About this exercise.
Report each line of the listing below that holds "options".
Given records START
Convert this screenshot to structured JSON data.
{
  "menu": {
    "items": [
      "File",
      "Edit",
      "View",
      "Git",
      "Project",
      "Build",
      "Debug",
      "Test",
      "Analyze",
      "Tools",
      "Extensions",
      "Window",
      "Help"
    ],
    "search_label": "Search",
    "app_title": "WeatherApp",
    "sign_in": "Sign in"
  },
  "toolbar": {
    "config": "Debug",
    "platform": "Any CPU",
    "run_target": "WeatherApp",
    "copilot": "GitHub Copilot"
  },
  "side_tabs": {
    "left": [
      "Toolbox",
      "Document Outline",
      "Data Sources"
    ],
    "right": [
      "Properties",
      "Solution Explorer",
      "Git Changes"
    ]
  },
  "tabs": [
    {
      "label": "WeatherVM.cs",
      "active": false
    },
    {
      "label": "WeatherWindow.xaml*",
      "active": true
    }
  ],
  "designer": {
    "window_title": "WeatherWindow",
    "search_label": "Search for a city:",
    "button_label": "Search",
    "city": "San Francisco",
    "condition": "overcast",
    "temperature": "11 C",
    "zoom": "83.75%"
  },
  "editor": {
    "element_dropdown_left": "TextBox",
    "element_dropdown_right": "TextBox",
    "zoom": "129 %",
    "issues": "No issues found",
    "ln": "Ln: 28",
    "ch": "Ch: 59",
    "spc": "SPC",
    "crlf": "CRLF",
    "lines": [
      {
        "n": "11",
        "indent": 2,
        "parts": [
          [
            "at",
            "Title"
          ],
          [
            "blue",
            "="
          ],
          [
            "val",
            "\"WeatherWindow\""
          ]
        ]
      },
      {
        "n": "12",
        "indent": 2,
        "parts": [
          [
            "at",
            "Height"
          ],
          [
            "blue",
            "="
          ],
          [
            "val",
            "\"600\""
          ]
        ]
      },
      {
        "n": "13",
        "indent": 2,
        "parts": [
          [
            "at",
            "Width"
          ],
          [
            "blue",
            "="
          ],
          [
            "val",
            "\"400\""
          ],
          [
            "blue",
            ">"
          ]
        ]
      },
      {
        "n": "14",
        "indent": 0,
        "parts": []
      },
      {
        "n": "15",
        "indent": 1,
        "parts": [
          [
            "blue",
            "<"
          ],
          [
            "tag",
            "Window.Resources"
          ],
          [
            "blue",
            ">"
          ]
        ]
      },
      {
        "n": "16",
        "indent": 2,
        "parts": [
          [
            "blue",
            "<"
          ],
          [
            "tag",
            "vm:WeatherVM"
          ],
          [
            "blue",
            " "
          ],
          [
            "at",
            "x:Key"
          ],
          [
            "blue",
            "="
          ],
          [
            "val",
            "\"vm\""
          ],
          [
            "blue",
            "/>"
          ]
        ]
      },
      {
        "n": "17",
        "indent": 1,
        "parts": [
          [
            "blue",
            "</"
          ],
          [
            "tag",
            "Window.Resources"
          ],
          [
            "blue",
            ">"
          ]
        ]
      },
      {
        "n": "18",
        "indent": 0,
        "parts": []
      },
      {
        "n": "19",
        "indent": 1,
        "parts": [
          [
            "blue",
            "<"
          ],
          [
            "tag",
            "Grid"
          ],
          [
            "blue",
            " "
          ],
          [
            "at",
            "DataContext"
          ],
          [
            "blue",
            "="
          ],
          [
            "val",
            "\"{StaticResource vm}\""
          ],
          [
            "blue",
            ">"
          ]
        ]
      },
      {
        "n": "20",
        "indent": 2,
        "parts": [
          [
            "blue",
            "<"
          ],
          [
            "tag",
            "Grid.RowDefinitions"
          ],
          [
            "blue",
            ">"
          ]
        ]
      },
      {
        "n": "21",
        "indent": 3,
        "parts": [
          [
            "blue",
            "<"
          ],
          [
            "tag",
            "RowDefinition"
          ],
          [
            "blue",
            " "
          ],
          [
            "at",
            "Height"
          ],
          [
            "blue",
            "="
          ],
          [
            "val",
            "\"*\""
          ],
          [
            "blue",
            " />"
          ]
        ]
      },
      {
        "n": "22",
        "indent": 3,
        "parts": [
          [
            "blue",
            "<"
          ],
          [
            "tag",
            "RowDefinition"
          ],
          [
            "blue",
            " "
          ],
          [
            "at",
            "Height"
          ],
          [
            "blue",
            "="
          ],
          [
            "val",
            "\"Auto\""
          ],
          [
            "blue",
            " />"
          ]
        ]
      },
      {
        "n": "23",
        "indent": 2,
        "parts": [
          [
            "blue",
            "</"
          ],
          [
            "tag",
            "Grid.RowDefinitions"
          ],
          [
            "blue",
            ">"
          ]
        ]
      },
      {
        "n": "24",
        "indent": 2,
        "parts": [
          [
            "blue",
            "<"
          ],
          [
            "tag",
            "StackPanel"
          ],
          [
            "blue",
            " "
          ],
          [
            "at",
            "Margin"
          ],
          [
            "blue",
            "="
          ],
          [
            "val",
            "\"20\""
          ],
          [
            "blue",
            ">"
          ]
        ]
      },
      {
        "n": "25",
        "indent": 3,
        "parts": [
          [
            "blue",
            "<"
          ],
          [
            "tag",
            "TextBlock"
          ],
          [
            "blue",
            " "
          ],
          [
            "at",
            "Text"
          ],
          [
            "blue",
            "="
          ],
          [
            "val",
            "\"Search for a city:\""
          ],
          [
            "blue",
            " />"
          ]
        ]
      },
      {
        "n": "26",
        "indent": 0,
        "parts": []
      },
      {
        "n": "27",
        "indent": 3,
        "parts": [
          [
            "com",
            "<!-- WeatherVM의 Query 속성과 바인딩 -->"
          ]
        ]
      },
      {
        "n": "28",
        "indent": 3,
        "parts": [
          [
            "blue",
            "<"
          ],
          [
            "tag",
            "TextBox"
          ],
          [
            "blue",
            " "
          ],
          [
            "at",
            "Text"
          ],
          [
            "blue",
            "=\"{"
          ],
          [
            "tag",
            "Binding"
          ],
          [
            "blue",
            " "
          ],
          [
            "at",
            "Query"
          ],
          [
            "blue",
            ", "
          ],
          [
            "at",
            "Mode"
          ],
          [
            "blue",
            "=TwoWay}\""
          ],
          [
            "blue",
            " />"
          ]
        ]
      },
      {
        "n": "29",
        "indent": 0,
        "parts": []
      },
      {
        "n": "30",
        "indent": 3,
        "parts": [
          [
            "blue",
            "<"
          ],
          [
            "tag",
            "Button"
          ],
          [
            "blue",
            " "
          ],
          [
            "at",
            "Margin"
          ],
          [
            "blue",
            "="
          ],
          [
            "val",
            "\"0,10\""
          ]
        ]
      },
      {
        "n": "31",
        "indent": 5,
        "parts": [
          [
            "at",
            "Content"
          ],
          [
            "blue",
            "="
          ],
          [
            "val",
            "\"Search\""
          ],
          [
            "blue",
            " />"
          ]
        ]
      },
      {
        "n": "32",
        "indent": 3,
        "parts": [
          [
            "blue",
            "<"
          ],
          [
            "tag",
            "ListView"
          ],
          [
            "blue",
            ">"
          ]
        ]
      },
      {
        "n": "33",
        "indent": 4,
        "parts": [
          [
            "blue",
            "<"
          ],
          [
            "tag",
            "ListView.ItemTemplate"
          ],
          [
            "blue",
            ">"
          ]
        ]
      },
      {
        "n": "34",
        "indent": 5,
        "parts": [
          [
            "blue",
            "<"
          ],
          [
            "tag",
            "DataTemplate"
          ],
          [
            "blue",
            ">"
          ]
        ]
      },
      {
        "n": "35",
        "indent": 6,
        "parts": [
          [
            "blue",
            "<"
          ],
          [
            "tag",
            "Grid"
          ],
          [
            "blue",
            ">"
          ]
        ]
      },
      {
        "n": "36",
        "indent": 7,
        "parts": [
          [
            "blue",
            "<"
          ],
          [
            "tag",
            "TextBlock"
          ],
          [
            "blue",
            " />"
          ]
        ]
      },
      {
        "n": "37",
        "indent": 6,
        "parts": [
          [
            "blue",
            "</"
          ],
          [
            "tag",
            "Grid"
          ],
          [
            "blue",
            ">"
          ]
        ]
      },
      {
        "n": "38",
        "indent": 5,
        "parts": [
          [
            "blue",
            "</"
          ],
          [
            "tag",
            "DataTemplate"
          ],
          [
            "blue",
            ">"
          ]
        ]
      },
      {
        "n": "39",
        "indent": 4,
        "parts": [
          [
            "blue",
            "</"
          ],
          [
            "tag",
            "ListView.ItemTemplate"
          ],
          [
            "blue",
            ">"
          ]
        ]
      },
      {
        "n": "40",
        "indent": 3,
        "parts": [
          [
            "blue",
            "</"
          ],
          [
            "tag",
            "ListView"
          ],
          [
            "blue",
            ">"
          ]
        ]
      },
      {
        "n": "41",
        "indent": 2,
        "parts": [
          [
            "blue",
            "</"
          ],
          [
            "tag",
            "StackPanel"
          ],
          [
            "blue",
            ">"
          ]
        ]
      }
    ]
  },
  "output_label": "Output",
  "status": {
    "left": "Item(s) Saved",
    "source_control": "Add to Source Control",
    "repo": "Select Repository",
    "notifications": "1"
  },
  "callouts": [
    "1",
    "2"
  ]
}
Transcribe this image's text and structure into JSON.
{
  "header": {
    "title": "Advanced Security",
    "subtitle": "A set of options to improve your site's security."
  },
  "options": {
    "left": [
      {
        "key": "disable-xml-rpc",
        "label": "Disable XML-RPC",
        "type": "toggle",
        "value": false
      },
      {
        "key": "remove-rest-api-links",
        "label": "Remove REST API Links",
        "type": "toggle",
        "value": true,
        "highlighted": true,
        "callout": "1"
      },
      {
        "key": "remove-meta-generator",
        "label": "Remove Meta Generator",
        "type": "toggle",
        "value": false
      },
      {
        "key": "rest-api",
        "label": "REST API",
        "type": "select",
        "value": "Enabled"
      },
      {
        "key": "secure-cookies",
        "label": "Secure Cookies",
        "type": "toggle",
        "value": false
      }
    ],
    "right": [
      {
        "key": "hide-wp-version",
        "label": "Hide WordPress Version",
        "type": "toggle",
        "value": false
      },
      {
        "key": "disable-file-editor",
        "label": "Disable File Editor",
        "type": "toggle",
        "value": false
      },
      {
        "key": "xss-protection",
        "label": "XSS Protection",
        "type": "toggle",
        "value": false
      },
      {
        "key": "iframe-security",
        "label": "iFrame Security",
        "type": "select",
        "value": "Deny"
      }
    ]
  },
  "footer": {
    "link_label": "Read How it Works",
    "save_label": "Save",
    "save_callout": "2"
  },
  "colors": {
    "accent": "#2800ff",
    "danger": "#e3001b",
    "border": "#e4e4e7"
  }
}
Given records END
Solution to this task.
    "subtitle": "A set of options to improve your site's security."
  "options": {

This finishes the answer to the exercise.